PROBLEM DESCRIPTION
Answer with a number only, stating how many lines of the records hold the word "Address".

START RECORDS PROVIDED

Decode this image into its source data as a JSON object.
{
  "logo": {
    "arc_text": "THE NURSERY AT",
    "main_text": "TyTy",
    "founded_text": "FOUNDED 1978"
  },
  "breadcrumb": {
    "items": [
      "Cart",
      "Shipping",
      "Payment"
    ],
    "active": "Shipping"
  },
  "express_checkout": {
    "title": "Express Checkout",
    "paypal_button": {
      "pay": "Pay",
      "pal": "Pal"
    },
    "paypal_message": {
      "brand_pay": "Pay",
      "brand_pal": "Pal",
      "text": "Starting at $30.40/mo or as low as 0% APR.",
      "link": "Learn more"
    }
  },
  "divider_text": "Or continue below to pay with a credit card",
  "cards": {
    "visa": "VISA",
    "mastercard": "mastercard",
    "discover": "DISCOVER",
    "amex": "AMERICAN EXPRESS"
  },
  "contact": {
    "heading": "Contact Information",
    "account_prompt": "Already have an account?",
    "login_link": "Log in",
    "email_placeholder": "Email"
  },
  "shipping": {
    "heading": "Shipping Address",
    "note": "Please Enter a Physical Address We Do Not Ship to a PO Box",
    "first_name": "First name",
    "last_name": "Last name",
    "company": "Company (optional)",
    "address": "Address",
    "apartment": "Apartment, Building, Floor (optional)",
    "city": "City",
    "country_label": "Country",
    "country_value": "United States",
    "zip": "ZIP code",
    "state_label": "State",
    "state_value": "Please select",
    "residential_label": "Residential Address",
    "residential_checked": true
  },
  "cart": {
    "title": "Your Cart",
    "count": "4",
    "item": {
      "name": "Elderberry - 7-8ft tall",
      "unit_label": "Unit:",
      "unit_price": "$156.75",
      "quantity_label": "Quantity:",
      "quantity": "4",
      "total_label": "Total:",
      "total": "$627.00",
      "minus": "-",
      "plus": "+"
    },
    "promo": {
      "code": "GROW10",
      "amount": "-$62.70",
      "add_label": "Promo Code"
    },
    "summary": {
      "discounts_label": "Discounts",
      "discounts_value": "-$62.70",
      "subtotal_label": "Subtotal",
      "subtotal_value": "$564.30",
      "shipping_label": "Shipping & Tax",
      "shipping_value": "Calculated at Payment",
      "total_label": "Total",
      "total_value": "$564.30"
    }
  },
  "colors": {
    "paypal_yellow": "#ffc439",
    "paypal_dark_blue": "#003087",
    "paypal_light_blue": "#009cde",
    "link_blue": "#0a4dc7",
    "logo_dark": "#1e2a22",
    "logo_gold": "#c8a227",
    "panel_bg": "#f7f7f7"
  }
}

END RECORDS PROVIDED
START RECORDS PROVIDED

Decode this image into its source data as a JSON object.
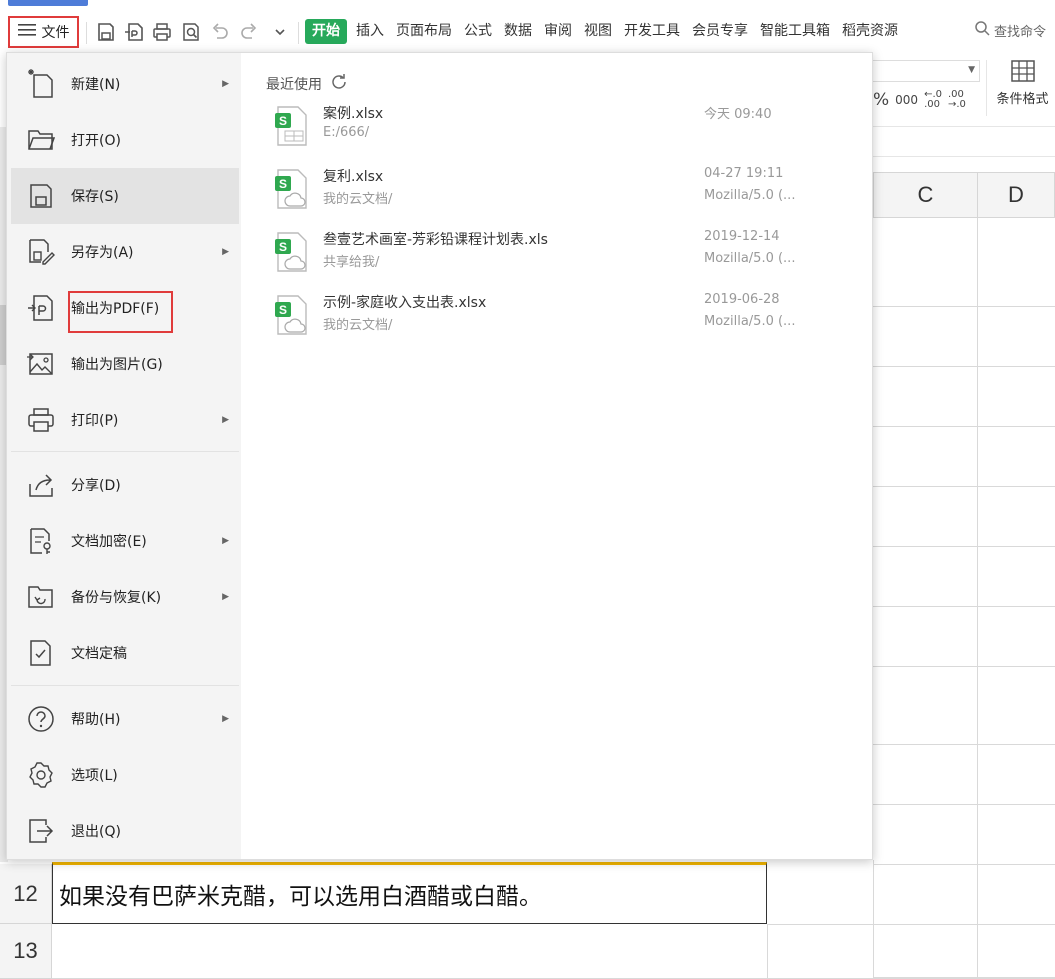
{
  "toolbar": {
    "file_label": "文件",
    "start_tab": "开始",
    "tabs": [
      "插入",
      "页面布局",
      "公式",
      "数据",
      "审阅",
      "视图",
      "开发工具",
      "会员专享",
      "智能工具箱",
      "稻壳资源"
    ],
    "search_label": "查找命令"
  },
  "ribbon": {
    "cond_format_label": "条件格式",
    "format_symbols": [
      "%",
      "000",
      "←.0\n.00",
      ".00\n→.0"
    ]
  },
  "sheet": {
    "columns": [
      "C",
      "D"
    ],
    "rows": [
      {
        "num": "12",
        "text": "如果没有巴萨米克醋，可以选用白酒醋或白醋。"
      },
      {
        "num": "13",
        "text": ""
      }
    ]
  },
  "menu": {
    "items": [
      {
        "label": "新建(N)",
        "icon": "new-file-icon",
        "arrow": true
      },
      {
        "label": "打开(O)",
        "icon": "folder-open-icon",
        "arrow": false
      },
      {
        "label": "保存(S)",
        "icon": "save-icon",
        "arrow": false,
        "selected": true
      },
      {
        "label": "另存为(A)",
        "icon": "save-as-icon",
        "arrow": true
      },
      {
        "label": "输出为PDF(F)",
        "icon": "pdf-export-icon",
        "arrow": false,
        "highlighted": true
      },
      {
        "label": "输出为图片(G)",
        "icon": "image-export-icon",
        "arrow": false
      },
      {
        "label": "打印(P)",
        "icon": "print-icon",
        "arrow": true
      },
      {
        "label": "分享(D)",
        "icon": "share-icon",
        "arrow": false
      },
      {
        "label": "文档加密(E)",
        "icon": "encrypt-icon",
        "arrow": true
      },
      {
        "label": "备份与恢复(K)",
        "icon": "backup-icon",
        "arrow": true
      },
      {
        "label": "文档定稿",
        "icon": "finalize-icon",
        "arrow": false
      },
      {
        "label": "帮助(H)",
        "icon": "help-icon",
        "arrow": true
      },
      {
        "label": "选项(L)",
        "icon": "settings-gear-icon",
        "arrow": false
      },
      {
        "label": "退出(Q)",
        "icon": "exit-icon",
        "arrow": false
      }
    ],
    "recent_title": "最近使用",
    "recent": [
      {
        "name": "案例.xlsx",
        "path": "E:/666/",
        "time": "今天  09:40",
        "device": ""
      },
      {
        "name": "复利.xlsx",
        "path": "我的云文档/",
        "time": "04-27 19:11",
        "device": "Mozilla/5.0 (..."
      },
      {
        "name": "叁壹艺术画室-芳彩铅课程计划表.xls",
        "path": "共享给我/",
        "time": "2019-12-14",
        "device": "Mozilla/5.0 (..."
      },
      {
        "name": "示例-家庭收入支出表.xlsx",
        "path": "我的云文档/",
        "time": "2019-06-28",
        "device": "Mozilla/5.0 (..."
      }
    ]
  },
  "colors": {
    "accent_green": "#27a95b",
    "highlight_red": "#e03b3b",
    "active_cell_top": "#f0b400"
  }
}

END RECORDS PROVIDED
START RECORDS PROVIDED

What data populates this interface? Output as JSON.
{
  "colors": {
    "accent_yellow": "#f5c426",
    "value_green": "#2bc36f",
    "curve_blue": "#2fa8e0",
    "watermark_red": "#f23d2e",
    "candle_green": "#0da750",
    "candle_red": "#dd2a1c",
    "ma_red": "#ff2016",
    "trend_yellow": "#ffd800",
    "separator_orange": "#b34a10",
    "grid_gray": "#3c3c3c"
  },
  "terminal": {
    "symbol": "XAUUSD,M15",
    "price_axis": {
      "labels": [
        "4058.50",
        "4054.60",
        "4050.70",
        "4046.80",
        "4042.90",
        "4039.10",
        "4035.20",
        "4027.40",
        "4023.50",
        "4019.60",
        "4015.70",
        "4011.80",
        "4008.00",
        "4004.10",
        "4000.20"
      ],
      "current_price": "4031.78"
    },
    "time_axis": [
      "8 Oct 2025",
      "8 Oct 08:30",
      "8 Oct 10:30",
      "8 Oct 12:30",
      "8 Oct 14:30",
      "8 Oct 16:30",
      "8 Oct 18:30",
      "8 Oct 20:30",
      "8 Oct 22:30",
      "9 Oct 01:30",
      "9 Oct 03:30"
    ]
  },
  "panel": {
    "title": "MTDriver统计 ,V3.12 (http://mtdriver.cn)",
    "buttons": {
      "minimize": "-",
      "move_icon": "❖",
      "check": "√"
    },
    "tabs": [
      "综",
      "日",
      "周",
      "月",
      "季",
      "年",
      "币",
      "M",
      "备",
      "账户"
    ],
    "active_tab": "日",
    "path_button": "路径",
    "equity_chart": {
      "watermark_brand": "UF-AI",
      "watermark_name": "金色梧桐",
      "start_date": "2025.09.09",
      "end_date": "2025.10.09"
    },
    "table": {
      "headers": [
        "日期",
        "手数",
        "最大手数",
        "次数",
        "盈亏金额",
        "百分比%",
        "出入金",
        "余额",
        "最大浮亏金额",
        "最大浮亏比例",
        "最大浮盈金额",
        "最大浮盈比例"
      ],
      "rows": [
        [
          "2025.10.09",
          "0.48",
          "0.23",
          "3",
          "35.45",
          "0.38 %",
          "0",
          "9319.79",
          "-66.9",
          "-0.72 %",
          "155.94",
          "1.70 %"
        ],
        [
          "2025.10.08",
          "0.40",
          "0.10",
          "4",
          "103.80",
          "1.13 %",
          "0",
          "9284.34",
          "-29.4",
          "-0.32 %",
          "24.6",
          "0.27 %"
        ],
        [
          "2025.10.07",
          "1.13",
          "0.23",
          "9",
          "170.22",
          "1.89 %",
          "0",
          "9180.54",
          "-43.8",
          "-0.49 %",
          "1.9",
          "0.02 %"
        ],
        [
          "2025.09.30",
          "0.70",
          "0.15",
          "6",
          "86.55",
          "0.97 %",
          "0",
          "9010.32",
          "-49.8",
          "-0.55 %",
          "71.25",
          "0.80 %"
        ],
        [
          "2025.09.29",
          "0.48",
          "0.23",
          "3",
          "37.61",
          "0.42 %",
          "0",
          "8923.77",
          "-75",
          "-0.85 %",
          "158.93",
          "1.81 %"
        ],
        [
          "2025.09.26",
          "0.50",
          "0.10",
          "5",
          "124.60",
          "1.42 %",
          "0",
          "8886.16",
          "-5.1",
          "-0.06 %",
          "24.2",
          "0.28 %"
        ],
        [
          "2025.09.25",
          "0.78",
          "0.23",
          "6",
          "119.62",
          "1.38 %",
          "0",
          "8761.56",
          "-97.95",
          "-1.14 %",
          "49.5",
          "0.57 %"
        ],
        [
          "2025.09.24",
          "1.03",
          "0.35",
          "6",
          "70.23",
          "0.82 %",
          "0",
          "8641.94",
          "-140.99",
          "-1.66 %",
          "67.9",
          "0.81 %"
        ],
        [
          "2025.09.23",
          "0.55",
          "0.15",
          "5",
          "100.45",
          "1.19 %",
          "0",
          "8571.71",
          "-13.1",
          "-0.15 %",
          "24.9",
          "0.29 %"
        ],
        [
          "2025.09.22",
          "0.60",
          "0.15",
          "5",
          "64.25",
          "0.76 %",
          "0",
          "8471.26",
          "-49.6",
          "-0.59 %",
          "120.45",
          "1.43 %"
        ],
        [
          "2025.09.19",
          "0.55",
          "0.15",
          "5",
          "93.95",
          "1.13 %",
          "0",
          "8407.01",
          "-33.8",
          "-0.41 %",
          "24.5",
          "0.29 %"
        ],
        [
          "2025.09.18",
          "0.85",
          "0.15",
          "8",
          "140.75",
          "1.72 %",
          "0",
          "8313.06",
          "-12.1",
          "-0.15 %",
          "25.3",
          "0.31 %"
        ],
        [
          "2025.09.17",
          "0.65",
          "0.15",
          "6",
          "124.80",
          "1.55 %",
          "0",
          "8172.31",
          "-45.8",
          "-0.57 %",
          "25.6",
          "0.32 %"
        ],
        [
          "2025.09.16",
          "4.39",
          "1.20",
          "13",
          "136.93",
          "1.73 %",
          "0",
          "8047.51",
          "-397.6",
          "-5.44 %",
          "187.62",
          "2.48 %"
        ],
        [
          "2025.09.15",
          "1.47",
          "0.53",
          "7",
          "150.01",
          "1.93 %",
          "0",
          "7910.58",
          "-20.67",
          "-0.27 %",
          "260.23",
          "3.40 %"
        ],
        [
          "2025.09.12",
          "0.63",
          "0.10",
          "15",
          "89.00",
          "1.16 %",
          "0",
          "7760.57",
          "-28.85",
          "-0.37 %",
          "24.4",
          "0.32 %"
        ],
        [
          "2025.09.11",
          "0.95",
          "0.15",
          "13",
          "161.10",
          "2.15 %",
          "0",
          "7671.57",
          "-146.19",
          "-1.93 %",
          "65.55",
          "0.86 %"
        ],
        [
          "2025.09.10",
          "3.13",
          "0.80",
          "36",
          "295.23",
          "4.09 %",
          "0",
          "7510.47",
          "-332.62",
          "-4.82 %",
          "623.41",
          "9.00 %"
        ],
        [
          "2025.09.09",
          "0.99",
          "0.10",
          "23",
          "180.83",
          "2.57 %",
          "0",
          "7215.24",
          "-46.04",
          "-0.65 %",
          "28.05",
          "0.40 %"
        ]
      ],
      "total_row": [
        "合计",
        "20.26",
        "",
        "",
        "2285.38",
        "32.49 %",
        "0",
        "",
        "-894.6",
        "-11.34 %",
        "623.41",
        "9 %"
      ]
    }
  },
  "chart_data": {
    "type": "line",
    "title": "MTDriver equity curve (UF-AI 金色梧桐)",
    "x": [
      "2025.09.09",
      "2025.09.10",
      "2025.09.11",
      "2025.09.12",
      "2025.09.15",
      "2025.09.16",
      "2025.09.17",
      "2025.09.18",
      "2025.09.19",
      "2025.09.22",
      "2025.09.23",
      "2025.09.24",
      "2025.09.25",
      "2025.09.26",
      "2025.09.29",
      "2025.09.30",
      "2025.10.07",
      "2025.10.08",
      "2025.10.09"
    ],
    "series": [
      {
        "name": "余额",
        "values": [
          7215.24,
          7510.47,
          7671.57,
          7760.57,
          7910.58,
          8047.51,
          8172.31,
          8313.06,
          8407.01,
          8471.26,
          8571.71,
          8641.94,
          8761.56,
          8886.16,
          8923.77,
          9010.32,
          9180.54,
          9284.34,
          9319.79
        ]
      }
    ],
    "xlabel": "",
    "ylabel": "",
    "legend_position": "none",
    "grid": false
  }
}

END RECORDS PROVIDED

COMPLETED TASK
4